▶ About this task
The expected answer is a copy of every line in the listing that has the word "title".

▶ Exercise input
━━━━━━━━━━

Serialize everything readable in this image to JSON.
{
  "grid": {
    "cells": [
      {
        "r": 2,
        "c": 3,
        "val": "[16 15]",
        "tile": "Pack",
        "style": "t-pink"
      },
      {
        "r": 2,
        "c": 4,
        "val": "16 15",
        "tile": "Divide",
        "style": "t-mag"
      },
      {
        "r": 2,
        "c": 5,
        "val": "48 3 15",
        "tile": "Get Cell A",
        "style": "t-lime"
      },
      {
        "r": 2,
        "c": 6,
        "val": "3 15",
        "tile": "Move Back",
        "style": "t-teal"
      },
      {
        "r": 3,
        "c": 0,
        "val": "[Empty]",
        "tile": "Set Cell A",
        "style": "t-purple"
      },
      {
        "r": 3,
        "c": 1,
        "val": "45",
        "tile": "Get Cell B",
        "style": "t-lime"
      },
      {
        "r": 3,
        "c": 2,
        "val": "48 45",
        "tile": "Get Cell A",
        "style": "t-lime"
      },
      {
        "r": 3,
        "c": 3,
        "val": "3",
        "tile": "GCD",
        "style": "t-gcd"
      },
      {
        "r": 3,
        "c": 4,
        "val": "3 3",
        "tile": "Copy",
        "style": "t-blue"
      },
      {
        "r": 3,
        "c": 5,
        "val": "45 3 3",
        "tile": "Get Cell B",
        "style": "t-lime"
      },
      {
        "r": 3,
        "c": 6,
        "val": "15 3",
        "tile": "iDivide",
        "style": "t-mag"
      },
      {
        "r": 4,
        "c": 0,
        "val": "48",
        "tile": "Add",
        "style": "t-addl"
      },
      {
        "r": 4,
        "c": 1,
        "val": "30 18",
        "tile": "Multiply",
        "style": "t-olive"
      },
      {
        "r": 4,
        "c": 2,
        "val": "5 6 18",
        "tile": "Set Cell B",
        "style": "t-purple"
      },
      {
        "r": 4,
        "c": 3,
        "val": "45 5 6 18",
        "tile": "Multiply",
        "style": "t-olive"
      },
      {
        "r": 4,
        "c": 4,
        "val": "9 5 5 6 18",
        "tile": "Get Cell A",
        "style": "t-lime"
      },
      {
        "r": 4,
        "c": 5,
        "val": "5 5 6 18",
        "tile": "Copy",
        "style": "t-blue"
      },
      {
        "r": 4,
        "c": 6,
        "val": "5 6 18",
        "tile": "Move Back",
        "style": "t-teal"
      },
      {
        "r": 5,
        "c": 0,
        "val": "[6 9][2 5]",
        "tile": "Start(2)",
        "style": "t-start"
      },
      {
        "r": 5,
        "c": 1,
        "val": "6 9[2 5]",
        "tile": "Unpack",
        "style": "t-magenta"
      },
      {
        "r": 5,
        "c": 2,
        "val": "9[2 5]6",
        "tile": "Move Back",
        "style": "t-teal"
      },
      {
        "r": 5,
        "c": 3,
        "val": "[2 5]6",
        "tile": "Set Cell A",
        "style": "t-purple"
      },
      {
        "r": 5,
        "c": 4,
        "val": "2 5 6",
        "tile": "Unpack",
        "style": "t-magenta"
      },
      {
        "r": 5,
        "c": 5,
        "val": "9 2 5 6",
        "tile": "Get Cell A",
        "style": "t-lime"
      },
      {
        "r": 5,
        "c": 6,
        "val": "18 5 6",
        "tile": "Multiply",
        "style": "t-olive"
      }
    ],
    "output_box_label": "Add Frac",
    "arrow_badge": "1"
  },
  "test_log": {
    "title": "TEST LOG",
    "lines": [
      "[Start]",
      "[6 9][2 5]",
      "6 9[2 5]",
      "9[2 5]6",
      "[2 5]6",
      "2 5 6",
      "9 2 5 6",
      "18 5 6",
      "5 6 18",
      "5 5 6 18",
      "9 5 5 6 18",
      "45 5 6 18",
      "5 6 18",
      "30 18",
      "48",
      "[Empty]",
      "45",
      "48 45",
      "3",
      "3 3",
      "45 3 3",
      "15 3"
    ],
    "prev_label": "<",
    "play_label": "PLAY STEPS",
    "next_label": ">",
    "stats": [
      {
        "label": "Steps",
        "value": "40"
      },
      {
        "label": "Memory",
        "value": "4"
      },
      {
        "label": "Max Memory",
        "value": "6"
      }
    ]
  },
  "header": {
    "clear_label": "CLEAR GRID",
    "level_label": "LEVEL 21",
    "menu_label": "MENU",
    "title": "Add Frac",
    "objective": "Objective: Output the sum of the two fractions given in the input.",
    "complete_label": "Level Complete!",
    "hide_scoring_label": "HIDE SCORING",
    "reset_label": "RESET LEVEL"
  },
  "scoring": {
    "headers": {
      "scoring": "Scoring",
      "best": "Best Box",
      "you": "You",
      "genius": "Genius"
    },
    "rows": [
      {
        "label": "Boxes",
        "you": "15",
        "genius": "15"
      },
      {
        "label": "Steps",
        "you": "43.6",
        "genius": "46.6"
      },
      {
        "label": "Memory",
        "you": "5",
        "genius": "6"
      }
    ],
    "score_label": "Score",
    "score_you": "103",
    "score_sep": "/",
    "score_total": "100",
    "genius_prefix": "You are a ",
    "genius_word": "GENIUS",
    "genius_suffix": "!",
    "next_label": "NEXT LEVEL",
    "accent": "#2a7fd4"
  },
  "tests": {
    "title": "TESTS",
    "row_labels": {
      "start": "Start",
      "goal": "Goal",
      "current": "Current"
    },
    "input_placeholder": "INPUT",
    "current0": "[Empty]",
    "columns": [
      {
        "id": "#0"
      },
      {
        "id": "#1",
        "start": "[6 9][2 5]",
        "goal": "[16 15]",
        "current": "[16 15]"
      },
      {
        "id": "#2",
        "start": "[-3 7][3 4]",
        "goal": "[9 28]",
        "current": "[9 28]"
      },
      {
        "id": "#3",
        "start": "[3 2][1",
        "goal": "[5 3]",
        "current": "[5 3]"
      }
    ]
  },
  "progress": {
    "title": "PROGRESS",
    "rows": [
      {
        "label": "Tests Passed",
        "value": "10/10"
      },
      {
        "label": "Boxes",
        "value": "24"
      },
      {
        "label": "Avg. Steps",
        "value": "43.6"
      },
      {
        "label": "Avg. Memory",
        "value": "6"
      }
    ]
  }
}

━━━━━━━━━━

▶ Solution to the exercise
    "title": "TEST LOG",
    "title": "Add Frac",
    "title": "TESTS",
    "title": "PROGRESS",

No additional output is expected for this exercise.